Violent protests in DRC kill at least 17; opposition offices burned

violent-protests-in-drc-kill-at-least-17-opposition-offices-burned.  KINSHASA, Democratic Republic of Congo, The Democratic Republic of Congo’s capital of Kinshasa is seeing violent political protests in which at least 17 people died and opposition party headquarters have been burned.

Democratic Republic of the Congo President Joseph Kabila, seen here addressing the United Nations in New York City, is banned from running for president after his current term ends this year. The opposition in the African country fears Kabila will postpone elections in order to cling to power, which has generated deadly protests. File Photo by John Angelillo/UPI | License Photo

Police and protesters clashed on Monday in Kinshasa. The opposition said over 50 people died but the government said at least 17 were killed, adding the death toll could rise further.

Interior Minister Evariste Boshab said three police officers were burned alive. Witnesses said police fired live ammunition into a crowd of protesters after they threw stones.

The headquarters of three opposition parties were torched overnight and at least two charred bodies have been found. The opposition is demanding President Joseph Kabila step down from his post by December.

Kabila took power in 2001 after his father, Laurent Kabila, was assassinated. The DRC’s constitution bans Kabila from running again.

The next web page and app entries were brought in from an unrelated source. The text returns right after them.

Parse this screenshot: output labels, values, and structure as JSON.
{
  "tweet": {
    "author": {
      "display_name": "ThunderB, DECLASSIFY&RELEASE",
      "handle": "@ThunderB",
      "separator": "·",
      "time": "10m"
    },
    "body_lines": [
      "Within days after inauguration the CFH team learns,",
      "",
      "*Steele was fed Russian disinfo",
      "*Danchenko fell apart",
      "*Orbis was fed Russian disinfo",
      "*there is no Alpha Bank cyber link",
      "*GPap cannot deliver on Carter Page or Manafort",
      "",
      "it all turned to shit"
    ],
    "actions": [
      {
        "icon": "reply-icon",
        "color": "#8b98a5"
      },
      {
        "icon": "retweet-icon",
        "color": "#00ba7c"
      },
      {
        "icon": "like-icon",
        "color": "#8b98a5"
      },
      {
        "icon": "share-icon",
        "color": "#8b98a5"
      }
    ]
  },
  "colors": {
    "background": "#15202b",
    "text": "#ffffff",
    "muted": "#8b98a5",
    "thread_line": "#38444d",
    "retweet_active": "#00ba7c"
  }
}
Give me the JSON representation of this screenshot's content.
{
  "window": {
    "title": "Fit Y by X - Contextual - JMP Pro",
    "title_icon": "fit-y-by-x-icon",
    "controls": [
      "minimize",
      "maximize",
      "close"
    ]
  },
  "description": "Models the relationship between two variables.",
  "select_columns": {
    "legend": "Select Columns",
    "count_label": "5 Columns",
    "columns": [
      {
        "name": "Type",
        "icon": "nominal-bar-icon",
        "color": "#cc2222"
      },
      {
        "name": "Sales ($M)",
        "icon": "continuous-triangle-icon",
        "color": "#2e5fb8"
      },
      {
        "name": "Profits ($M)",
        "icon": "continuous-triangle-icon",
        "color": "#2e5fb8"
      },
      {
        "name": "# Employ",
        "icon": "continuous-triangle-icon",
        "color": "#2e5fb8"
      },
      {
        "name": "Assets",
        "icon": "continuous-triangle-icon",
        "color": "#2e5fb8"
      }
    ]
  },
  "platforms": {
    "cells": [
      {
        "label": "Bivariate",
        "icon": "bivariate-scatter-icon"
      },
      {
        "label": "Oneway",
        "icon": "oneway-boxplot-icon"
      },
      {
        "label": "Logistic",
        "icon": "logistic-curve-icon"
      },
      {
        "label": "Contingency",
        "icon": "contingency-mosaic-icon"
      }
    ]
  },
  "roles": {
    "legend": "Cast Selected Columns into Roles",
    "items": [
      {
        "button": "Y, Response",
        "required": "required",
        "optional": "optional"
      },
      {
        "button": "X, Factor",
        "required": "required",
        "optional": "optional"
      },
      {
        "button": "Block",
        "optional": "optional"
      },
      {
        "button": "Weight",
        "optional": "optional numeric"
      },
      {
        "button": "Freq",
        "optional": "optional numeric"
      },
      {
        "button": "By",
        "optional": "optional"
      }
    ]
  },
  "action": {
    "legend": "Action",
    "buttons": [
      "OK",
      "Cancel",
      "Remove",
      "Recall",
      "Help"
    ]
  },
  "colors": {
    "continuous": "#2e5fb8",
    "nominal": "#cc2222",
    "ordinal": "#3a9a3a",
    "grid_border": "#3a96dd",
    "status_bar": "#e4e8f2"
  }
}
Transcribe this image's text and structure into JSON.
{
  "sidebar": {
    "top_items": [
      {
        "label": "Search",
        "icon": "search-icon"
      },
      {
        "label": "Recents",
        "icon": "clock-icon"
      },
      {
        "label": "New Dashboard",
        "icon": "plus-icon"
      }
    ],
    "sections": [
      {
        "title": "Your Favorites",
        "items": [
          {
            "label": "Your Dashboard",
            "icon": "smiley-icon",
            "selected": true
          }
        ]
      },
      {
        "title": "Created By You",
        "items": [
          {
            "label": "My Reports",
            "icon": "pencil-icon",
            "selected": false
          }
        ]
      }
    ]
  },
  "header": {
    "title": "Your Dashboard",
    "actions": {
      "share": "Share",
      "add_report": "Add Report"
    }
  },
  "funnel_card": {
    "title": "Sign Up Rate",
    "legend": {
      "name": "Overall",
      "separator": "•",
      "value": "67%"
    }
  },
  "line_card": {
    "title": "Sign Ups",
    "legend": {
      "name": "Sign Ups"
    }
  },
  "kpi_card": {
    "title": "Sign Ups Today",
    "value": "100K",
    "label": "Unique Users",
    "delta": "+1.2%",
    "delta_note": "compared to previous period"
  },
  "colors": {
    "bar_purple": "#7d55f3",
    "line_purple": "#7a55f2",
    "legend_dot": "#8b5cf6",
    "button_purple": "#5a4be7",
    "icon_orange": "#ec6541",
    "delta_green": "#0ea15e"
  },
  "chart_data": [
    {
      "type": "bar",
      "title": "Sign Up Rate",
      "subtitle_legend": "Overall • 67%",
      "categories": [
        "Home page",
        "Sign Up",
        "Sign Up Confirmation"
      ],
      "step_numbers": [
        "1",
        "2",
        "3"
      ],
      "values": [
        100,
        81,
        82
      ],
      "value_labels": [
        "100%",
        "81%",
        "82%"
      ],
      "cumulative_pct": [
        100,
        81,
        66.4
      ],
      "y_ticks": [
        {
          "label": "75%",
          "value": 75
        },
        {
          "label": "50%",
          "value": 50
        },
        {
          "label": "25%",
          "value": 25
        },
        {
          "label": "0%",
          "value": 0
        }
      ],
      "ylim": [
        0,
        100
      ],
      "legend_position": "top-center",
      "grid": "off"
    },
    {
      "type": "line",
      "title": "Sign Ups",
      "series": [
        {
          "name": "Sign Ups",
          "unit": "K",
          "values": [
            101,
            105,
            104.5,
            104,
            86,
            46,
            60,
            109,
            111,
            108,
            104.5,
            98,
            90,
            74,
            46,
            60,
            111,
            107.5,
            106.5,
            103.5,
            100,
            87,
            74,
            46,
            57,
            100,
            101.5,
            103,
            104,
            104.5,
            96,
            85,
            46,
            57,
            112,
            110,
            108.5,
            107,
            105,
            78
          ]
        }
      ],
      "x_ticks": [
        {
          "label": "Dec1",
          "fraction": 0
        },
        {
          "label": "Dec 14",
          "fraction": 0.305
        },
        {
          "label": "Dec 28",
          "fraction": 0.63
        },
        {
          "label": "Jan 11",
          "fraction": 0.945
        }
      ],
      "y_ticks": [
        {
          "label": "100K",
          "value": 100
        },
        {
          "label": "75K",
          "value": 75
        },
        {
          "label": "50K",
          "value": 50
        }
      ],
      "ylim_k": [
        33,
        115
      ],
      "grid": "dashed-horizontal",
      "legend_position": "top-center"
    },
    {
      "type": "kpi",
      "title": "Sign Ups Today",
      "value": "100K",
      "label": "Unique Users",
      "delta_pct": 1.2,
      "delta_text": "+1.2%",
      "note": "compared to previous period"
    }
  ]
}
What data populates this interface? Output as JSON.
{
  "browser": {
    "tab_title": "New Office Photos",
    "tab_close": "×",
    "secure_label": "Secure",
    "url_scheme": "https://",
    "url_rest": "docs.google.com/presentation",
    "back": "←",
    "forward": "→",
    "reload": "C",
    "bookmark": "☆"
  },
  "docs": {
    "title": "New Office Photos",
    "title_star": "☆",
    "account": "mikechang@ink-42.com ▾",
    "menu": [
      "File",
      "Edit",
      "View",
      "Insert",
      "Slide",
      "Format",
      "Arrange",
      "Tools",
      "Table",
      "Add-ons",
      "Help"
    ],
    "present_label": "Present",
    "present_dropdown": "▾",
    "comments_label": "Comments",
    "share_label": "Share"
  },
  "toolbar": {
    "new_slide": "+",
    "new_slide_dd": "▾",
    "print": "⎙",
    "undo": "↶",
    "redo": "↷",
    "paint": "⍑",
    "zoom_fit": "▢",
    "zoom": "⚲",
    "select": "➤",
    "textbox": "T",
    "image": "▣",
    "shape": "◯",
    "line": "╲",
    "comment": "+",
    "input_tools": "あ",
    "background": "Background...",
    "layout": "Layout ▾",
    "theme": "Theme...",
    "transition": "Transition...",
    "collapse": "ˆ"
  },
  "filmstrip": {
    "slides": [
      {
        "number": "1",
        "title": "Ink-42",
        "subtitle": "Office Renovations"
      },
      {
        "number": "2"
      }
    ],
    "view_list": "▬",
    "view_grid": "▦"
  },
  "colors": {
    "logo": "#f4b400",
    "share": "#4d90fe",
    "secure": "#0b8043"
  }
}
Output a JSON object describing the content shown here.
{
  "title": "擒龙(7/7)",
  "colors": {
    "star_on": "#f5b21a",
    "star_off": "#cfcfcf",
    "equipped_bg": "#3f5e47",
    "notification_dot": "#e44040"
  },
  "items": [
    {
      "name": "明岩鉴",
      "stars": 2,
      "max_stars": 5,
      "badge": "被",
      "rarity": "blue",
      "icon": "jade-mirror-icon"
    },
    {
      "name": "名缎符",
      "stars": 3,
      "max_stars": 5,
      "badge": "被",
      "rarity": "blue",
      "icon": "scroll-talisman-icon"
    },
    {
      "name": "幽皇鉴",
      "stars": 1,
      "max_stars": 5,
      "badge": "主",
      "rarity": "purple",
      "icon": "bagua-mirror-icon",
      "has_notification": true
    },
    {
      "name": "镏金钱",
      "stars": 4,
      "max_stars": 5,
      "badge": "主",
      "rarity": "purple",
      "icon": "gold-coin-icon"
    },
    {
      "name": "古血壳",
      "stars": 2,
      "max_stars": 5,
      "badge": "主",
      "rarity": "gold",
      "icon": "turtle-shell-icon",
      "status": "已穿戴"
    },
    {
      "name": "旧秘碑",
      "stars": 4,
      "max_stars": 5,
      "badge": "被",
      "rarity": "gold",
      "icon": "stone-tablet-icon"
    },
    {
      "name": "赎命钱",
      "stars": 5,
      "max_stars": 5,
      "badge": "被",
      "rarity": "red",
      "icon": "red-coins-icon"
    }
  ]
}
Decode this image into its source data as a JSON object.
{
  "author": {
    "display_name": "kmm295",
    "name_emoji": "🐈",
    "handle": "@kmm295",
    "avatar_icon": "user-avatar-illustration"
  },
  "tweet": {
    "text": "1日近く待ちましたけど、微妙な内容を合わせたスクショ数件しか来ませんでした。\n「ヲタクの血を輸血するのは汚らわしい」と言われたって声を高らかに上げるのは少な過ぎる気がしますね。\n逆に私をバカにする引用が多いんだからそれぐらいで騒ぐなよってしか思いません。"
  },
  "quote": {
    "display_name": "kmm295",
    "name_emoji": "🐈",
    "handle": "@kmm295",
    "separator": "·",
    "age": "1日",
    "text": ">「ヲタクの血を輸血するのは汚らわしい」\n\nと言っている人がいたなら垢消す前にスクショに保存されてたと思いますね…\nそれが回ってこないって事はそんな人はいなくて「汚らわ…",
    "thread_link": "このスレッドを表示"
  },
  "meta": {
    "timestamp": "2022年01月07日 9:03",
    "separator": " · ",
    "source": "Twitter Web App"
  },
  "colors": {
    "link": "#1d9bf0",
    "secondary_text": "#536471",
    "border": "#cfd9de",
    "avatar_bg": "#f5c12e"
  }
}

The African country has scheduled elections in November, but opposition groups fear Kabila will postpone the poll in order to remain in power.

The country’s electoral commission was to announce a date for presidential elections on Monday but said it would not be able to hold the poll in November.

The opposition coalition, made up of the Innovative Forces for Union and Solidarity, Lumumbist Progressive Movement and the Union for Democracy and Social Progress parties, have rejected a government order banning protests.

The opposition coalition called on its supporters to protest again on Tuesday despite the ban. Most opposition parties have boycotted a government-backed effort to find a solution to the political crisis.

By Andrew V. Pestano